• Available records:
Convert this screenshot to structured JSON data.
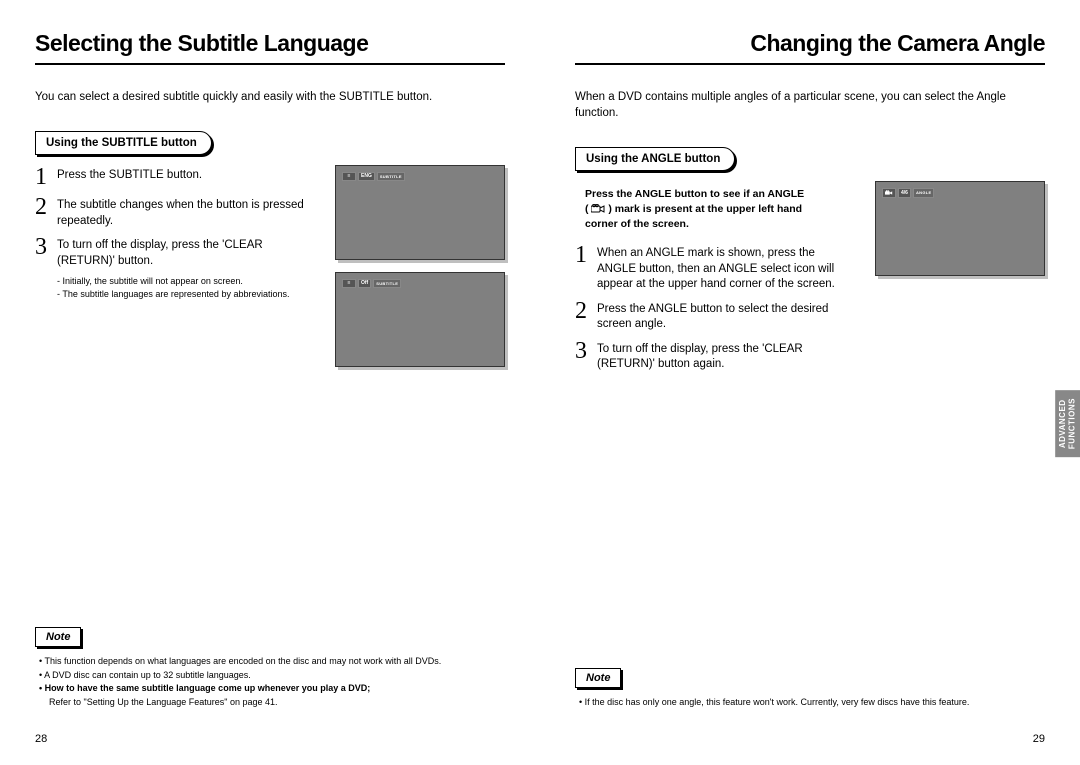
{
  "left": {
    "title": "Selecting the Subtitle Language",
    "intro": "You can select a desired subtitle quickly and easily with the SUBTITLE button.",
    "section_tab": "Using the SUBTITLE button",
    "steps": [
      "Press the SUBTITLE button.",
      "The subtitle changes when the button is pressed repeatedly.",
      "To turn off the display, press the 'CLEAR (RETURN)' button."
    ],
    "subnotes": [
      "- Initially, the subtitle will not appear on screen.",
      "- The subtitle languages are represented by abbreviations."
    ],
    "screen1": {
      "val": "ENG",
      "label": "SUBTITLE"
    },
    "screen2": {
      "val": "Off",
      "label": "SUBTITLE"
    },
    "note_label": "Note",
    "notes": {
      "n1": "• This function depends on what languages are encoded on the disc and may not work with all DVDs.",
      "n2": "• A DVD disc can contain up to 32 subtitle languages.",
      "n3": "• How to have the same subtitle language come up whenever you play a DVD;",
      "n3sub": "Refer to \"Setting Up the Language Features\" on page 41."
    },
    "page_no": "28"
  },
  "right": {
    "title": "Changing the Camera Angle",
    "intro": "When a DVD contains multiple angles of a particular scene, you can select the Angle function.",
    "section_tab": "Using the ANGLE button",
    "instr_l1": "Press the ANGLE button to see if an ANGLE",
    "instr_l2a": "( ",
    "instr_l2b": " ) mark is present at the upper left hand",
    "instr_l3": "corner of the screen.",
    "steps": [
      "When an ANGLE mark is shown, press the ANGLE button, then an ANGLE select icon will appear at the upper hand corner of the screen.",
      "Press the ANGLE button to select the desired screen angle.",
      "To turn off the display, press the 'CLEAR (RETURN)' button again."
    ],
    "screen": {
      "val": "4/6",
      "label": "ANGLE"
    },
    "note_label": "Note",
    "note_text": "• If the disc has only one angle, this feature won't work. Currently, very few discs have this feature.",
    "page_no": "29",
    "side_tab_l1": "ADVANCED",
    "side_tab_l2": "FUNCTIONS"
  }
}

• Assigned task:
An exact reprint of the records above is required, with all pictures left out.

• Response to this exercise:
Convert this screenshot to structured JSON data.
{
  "left": {
    "title": "Selecting the Subtitle Language",
    "intro": "You can select a desired subtitle quickly and easily with the SUBTITLE button.",
    "section_tab": "Using the SUBTITLE button",
    "steps": [
      "Press the SUBTITLE button.",
      "The subtitle changes when the button is pressed repeatedly.",
      "To turn off the display, press the 'CLEAR (RETURN)' button."
    ],
    "subnotes": [
      "- Initially, the subtitle will not appear on screen.",
      "- The subtitle languages are represented by abbreviations."
    ],
    "screen1": {
      "val": "ENG",
      "label": "SUBTITLE"
    },
    "screen2": {
      "val": "Off",
      "label": "SUBTITLE"
    },
    "note_label": "Note",
    "notes": {
      "n1": "• This function depends on what languages are encoded on the disc and may not work with all DVDs.",
      "n2": "• A DVD disc can contain up to 32 subtitle languages.",
      "n3": "• How to have the same subtitle language come up whenever you play a DVD;",
      "n3sub": "Refer to \"Setting Up the Language Features\" on page 41."
    },
    "page_no": "28"
  },
  "right": {
    "title": "Changing the Camera Angle",
    "intro": "When a DVD contains multiple angles of a particular scene, you can select the Angle function.",
    "section_tab": "Using the ANGLE button",
    "instr_l1": "Press the ANGLE button to see if an ANGLE",
    "instr_l2a": "( ",
    "instr_l2b": " ) mark is present at the upper left hand",
    "instr_l3": "corner of the screen.",
    "steps": [
      "When an ANGLE mark is shown, press the ANGLE button, then an ANGLE select icon will appear at the upper hand corner of the screen.",
      "Press the ANGLE button to select the desired screen angle.",
      "To turn off the display, press the 'CLEAR (RETURN)' button again."
    ],
    "screen": {
      "val": "4/6",
      "label": "ANGLE"
    },
    "note_label": "Note",
    "note_text": "• If the disc has only one angle, this feature won't work. Currently, very few discs have this feature.",
    "page_no": "29",
    "side_tab_l1": "ADVANCED",
    "side_tab_l2": "FUNCTIONS"
  }
}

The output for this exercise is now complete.